[Start of Attachment]

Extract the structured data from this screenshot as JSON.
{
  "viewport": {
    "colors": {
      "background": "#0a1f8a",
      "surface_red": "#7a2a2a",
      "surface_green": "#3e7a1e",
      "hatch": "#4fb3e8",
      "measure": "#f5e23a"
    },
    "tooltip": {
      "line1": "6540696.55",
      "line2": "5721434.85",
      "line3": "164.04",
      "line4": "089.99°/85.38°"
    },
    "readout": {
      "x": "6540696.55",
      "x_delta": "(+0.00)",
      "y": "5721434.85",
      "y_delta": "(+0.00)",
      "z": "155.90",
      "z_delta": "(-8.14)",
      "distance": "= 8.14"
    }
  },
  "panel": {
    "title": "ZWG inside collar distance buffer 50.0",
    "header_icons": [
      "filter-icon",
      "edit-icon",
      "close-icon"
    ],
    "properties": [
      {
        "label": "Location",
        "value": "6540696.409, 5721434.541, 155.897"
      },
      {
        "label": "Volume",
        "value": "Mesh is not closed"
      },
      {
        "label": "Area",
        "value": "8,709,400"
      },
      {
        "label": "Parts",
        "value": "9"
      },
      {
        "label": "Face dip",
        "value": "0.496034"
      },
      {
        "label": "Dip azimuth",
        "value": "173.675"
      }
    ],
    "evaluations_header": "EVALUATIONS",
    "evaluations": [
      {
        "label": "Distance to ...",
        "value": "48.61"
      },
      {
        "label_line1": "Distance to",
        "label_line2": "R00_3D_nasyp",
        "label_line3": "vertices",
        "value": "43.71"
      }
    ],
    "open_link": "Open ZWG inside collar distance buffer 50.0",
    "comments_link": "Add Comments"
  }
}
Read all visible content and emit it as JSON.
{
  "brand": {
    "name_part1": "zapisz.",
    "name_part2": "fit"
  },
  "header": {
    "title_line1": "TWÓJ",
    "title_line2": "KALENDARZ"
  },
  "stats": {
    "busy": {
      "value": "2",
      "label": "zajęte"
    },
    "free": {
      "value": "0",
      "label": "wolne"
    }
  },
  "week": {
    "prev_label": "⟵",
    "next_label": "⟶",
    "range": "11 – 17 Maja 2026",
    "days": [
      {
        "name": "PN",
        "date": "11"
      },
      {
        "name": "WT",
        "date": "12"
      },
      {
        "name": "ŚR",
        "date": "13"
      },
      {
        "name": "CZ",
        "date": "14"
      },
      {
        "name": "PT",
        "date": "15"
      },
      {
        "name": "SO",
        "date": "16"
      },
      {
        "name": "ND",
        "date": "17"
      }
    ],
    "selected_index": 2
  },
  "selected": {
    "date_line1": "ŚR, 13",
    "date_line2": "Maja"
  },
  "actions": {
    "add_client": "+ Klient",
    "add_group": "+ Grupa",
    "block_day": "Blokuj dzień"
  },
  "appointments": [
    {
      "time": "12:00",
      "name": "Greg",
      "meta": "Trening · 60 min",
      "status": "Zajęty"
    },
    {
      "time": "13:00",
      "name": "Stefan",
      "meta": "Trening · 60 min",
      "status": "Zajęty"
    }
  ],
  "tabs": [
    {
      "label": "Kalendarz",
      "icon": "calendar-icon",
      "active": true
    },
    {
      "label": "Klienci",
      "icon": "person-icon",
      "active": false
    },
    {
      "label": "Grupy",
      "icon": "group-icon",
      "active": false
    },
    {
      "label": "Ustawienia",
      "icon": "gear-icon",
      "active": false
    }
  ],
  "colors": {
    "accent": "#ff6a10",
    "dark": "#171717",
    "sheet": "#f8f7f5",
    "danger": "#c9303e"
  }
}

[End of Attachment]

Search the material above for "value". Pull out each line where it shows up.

        "value": "6540696.409, 5721434.541, 155.897"
        "value": "Mesh is not closed"
        "value": "8,709,400"
        "value": "9"
        "value": "0.496034"
        "value": "173.675"
        "value": "48.61"
        "value": "43.71"
      "value": "2",
      "value": "0",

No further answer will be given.